(Don't get me wrong, I understand where he is coming from, but it reminded me a bit of a road sign I once saw in a Dublin suburb: PLEASE DRIVE CAREFULLY, it said. WE LOVE OUR CHILDREN. Oh, really? Love them, you say? Huh! (Heh.))

Social worker: No, you're lying to your child.

Any thoughts on this? I'd love to hear what your take, because my mind unhelpfully closes down in a "sure this might never happen at all, at all!" sort of way, which is not quite the intellectual vigour I hoped for.




Here we go.
As it turned out, Brother came to pick me up in the snow on Christmas Day, being someone who enjoys sailing close to the wind/cutting it fine/seeking a thrill, (he keeps an alarming running commentary going, as he drives: Oh, look, we're slipping now, in cheerful tones. Me: Em, why don't we get out and walk? .. what about now, why don't we get out now?) and we even managed to visit my parents in the country. The day was quieter than usual, with only a sprinkling of Brother's partner's cousins able to attend. It constituted a salutary lesson in how family life can be less than twinkly-fantastic - my nephew Spike was catatonic from Wii over-usage and tried to strangle my niece Dazzle when she tried to eat a piece of his Lego Star Wars. His fingers had to be prised from her neck. So, you know. Not so completely and utterly heartwarming. Dazzle is at that lovely age (nearly three), when everything is new and delightful. She runs at life with great gusto, skittering around madly, semi-naked, muttering breathy little phrases, with a "no-man" on her tee-shirt.

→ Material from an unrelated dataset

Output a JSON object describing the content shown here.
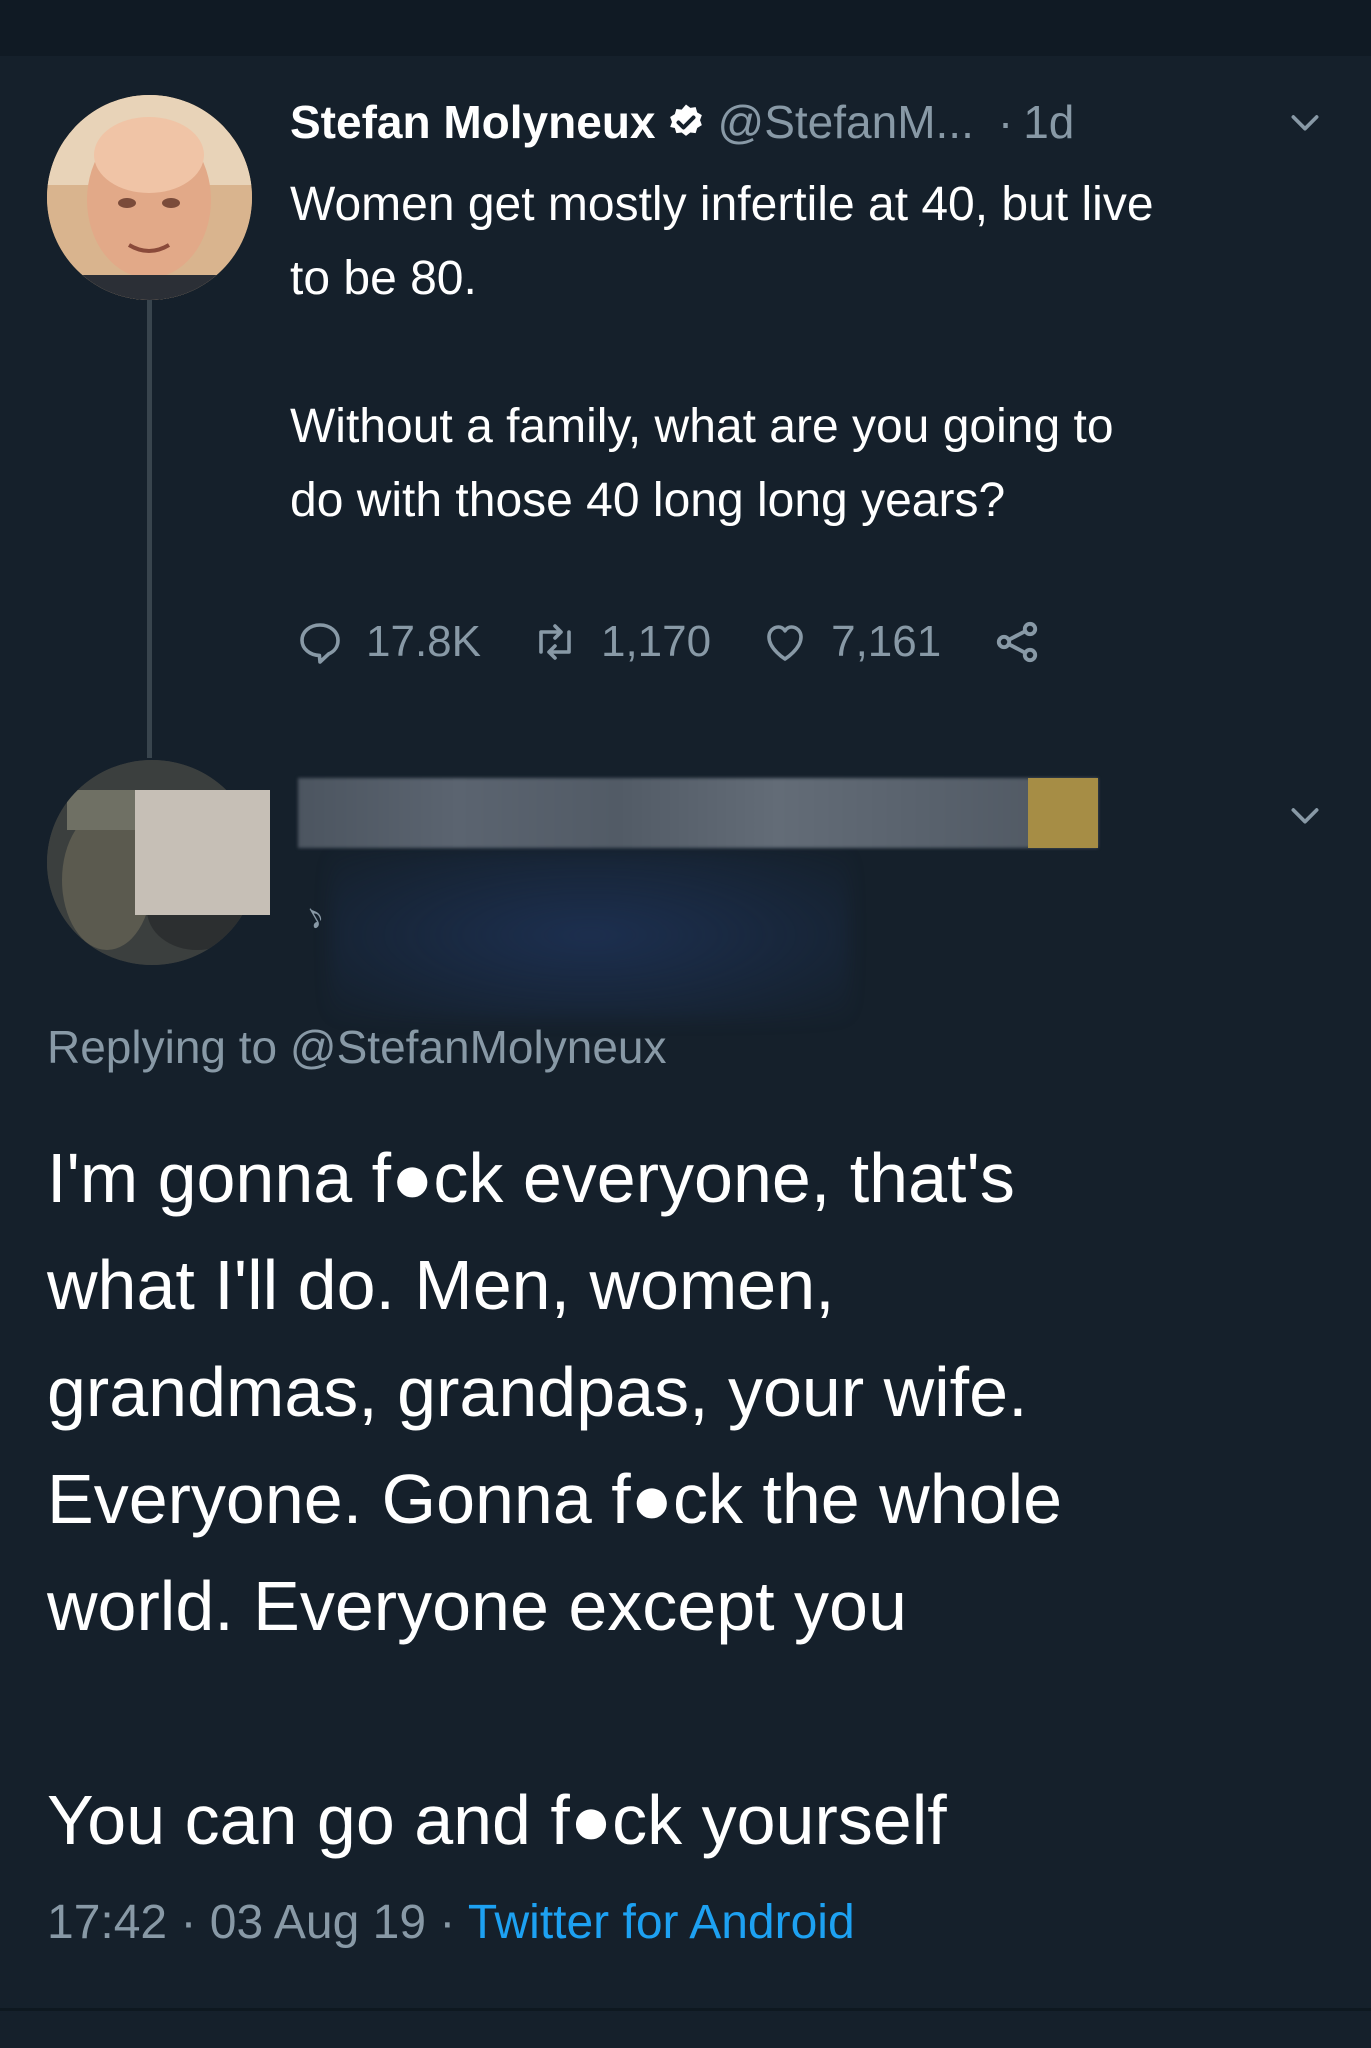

It was fun. My brother's partner is a chef, and all was predictably delicious. In addition to which, I was relieved to have dodged the bullet of Austere Kerry Christmas 2010, my brother-in-law having come out in an unfortunate case of dickus prickus. He lives in Boston, is all world-weary and cosmopolitan, has dropped his Kerry accent and feels the need to scoff at our little Irish ways. Once, for instance, he went to see the Irish Ballet (admittedly not our strongest discipline) and was horrifed to see the dancers' legs quaking. GASP. The Bolshoi do not tremble! He exclaimed, a phrase which will now go down in family history.



Oddly enough, for whatever perverse reason, I was not struck, as I had feared, by loneliness and depression over that quiet snowbound week. I rattled around the house fixing things, I read, I drew contently, I trotted along treelined avenues with snowflakes falling deliciously on my hot face - I struck some sort of equilibrium, quite by chance. I was perfectly fine.

The JB returned from Kerry yesterday, relieved to be back. And I'm sure I'll find somewhere for him in my the house.

So, January, eh? Janus, the two-faced month, that looks back and forward. I somehow think the newly acquired equilibrium is not sufficient to withstand a review of the rather chequered (to put it mildly) 2010 - I would like to thank you for all your support and solidarity over those dark months, though. Thank you,  truly. Your company has meant so much to me. Let's turn to the future, my friends, and be hopeful.

I wish you all the very, very best.

ps. I resolve: Online comic, this year, or bust! Hold me to it.